The term sustainability is being used quite a lot these days in relation to the environment. Certainly, practicing sustainable agriculture is one area that can have a major, long-term impact on the environment; farming the land in order to minimize environmental impact will help to ensure that farming can continue into future generations.
At Manatawny Creek Winery, we are attempting to practice sustainable agriculture as much as possible. Instead of chemical fertilizers, we are solely fertilizing our vines with compost made from horse manure at our local horse farms and from grape skins, seeds and stems leftover from processing our grapes. Composting is an amazing way not only to add nutrients to the soil for the vines to use, but also to increase the level of beneficial microorganisms and the organic matter in the soil.
East coast viticulture is challenging compared to West coast viticulture in that, due to rainfall and humidity, we have many types of fungi to combat in the vineyard. Fortunately, less dangerous and more environmentally sound materials are being researched and developed all the time. For example, natural phosphorous acid products can now be used to fight downy mildew instead of more harsh compounds. We use pheromone ties and an insect growth regulator to interrupt mating of the grape berry moth, a severe pest, instead of conventional insecticides. Better canopy management practices, like opening up the fruiting zone, are being employed to increase air movement and decrease use of pesticides.
Weed growth in the vineyard, particularly underneath the vines, is always an issue. We have stopped using pre-emergent herbicides which can remain in the environment for long periods of time and are using only post-emergent herbicides which break down quickly. We are currently experimenting with various techniques to try and eliminate herbicides altogether.

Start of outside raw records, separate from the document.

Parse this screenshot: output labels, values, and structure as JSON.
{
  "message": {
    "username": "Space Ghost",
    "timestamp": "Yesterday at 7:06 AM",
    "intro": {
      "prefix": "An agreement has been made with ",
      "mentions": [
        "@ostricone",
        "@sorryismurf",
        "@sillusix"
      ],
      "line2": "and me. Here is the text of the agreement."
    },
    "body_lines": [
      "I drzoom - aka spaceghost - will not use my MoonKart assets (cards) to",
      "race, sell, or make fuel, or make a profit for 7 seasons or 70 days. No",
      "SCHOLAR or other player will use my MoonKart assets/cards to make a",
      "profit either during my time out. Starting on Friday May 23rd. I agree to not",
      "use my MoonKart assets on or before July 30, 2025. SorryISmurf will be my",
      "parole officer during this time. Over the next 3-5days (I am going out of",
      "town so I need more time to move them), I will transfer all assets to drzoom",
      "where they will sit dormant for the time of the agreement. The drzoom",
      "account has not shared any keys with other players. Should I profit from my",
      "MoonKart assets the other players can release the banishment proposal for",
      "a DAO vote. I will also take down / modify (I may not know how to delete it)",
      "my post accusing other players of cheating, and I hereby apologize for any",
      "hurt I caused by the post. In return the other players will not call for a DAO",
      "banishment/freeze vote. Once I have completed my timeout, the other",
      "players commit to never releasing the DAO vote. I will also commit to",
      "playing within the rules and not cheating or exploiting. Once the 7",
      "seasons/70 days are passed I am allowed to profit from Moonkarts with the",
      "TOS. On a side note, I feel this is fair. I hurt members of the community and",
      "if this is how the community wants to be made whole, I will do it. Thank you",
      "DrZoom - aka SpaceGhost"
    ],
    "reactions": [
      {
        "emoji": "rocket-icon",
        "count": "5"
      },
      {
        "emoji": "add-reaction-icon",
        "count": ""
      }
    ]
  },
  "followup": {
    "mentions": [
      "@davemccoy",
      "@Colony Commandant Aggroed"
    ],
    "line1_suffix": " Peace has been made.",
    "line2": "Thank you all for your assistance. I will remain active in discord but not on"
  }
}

We still have much work to do, but feel like we are headed in the right direction in our sustainable vineyard management practices.